37. Adam Smith, The Wealth of Nations, vol. 1, London: Methuen 1961, p. 19.
38. See David Ricardo, The Principles of Political Economy and Taxation, London: J. M. Dent & Sons. 1973: 15; cf. Karl Marx, ‘A Contribution to the Critique of Political Economy’, in MECW 29, Moscow: Progress Publishers, p. 300.
39. Karl Marx, Grundrisse, Penguin: New York 1973, p. 83.
41. Ibid., p. 85.
42. John Stuart Mill Principles of Political Economy, vol. I, Routledge & Kegan Paul: London 1965, pp. 55f.
43. Karl Marx, Grundrisse, cit., pp. 257-8.
44. Ibid., p. 591.
45. Ibid., p. 249.
46. Ibid., p. 265.
47. Ibid., p. 86.
48. Karl Marx, The Poverty of Philosophy, in MECW 6, Progress: Moscow 1976, p. 174.
49. Karl Marx, Grundrisse, cit., p. 460.
51. Ibid., p. 675.
52. Ibid., p. 489.
53. Ibid., p. 239.
54. Ibid., p. 535.
55. Ibid., p. 156.
56. See ibid., p. 248.
57. Karl Marx, Capital, volume III, cit., p. 240.
58. Karl Marx, Grundrisse, cit., p. 832.
59. Karl Marx, Capital, volume one, cit. p. 171.

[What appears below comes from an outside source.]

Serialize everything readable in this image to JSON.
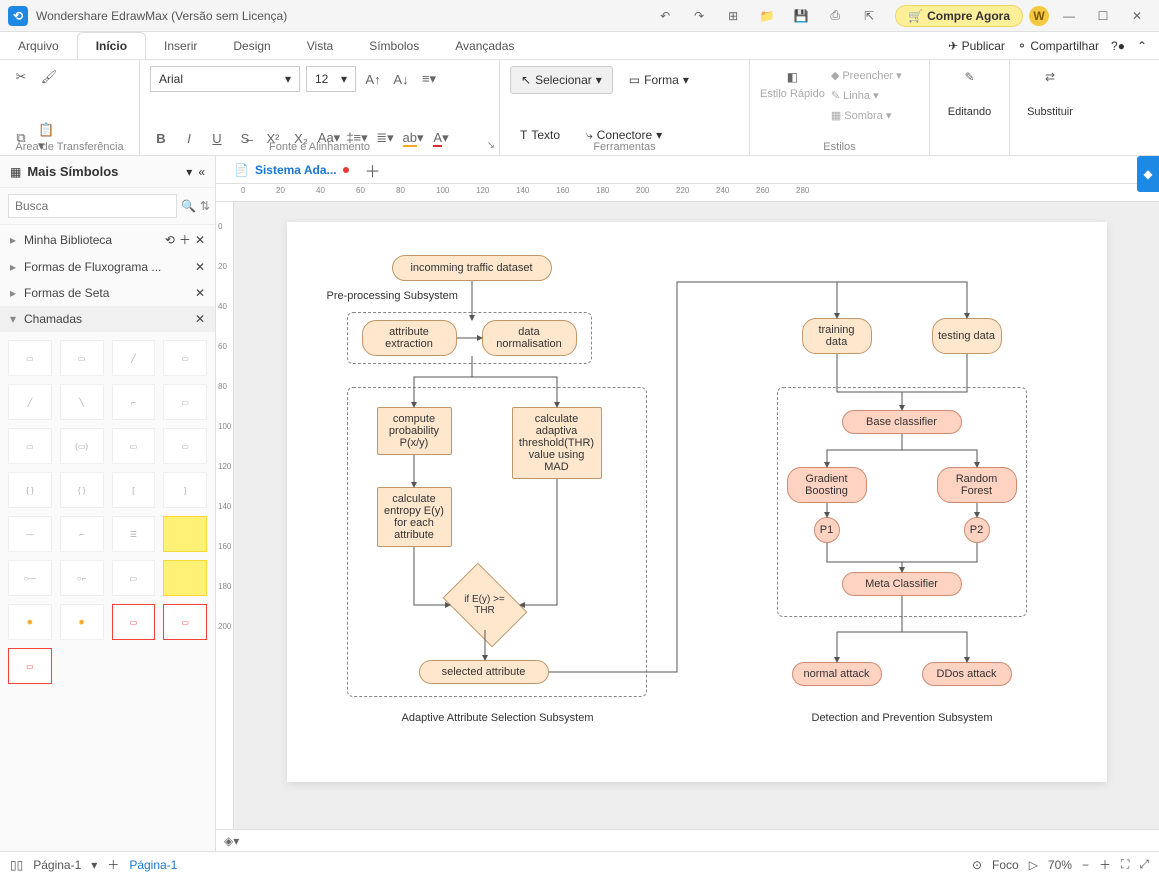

60. Cf. André Tosel, Le marxisme du 20 ͤ siècle, Paris: Syllepse 2009, pp. 79f.